The least developed countries’ debts rose to $744 billion in 2019, the World Bank said yesterday.
According to the 2021 International Debts Statistics (IDS) report the total external debt of Debt Service Suspension Initiative (DSSI)-eligible countries climbed 9.5 per cent to a record $744 billion from the previous year.
In Africa, Angola, Benin Republic, Burkina Faso, Chad, Eritrea, and 26 others are among the least developed countries. Nigeria is not on the list of least developed countries.
The rising debt for the countries highlighted an urgent need for creditors and borrowers alike to collaborate to stave off the growing risk of sovereign-debt crises triggered by the COVID-19 pandemic.
The pace of debt accumulation for these countries was nearly twice the rate of other low- and middle-income countries in 2019.
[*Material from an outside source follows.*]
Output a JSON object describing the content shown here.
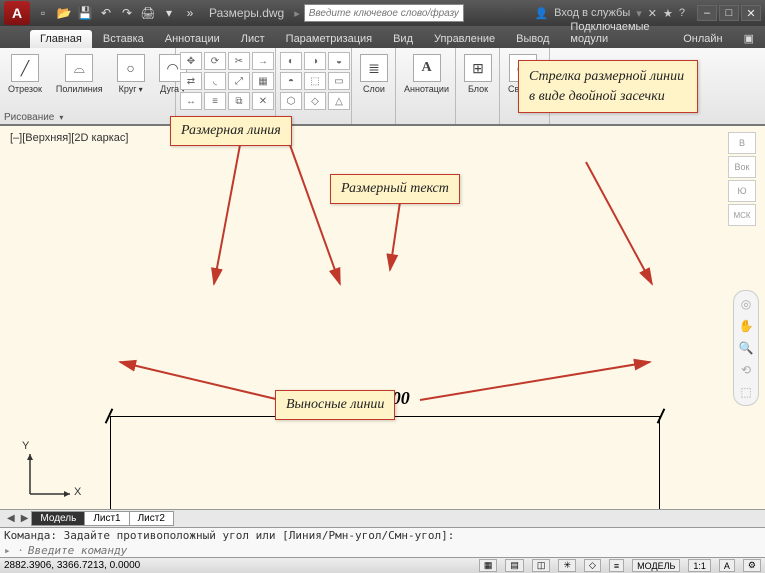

According to the World Bank, in response to an urgent need for greater debt transparency, the latest edition of the IDS report provides more detailed and more disaggregated data on external debt than ever before in its nearly 70-year history—including breakdowns of what each borrowing country owes to official and private creditors in each creditor country, and the expected month-by-month debt-service payments owed to them through 2021.
Before the onset of the COVID-19 pandemic, rising public debt levels were already a cause for concern, particularly in many of the world’s poorest countries as discussed in our Four Waves of Debt report published last December.
Responding to a call from the World Bank and the International Monetary Fund, the G20 endorsed the DSSI in April 2020 to help up to 73 of the poorest countries manage the impact of the COVID-19 pandemic.